Well that’s interesting. Even more interesting is the fact that most of the world, and certainly the vast majority of the world’s governments, are acting like they already understand that.

To judge by actions, not words, the carbon-warming view hasn’t come close to persuading a political majority even in nations considered far more environmentally enlightened than China and India. Europe’s coal consumption is rising, not falling, and the Continent won’t come close to meeting the Kyoto targets for carbon reduction. Australia is selling coal to all comers.

But what about the developing nations, especially China and India. Wasn’t it reported that they will be able to bypass the extremely dirty, early stage of power technology and industrialize themselves using much cleaner wind and solar power? Um… no.
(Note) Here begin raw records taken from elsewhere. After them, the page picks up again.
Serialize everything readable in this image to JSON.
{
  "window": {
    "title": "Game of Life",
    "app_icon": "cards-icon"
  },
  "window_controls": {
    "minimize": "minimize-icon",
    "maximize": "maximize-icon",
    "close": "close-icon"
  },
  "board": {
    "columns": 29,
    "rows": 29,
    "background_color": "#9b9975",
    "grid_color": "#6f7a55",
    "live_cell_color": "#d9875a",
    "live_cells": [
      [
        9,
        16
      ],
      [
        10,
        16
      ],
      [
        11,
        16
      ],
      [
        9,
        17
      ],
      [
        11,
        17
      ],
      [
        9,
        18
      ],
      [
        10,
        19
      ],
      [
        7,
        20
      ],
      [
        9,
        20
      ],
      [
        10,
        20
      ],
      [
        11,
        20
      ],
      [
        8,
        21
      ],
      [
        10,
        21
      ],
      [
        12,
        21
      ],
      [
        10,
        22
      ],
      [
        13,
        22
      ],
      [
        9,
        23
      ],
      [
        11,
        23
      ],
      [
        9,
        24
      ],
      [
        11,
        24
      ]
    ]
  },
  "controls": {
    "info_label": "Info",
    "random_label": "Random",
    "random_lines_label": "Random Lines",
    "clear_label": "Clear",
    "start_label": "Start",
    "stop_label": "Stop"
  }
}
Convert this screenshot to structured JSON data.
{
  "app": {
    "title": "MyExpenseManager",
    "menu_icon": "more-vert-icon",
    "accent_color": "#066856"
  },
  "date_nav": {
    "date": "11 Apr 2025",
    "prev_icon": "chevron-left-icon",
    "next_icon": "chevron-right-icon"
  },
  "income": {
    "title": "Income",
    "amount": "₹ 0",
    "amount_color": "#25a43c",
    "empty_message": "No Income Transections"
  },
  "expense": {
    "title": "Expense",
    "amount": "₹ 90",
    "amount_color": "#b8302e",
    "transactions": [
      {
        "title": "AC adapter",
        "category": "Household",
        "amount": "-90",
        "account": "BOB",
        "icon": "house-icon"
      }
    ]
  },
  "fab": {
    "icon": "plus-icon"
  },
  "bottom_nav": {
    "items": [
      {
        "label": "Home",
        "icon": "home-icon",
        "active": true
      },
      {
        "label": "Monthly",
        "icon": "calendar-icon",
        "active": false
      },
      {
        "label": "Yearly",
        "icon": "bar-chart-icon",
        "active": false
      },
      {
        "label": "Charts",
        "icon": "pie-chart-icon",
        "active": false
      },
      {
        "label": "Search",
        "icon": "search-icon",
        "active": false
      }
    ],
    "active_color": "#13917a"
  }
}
On the far side of the environmental curtain China already mines and burns more coal than any other country. Together, China and India control more than one-fifth of the planet’s vast coal reserves. Dar predicts–very plausibly, in my view–that the two countries may fire up a new coal plant as often as once a week for the next 25 years, adding about twice as much coal-fired generating capacity as the U.S. has today. Persian Gulf states are planning significant coal imports, because coal generates much cheaper electricity than oil or gas.

Vinod K. Dar has his own opinion of how to handle the vagaries of the world’s climate, be it cauldron or new ice age. “Contingency planning should entail strategic responses to a warming globe, a cooling globe and a globe whose climate reverberates with laughter at human hubris.” That’s an opinion I agree with.

H/T to Simon at Classical Values.

Advertisements
Explore posts in the same categories: Global Warming, Science

Leave a Reply

Fill in your details below or click an icon to log in:

WordPress.com Logo

You are commenting using your WordPress.com account. Log Out / Change )

Twitter picture

You are commenting using your Twitter account. Log Out / Change )

Facebook photo

You are commenting using your Facebook account. Log Out / Change )

Google+ photo

You are commenting using your Google+ account. Log Out / Change )

Connecting to %s


%d bloggers like this: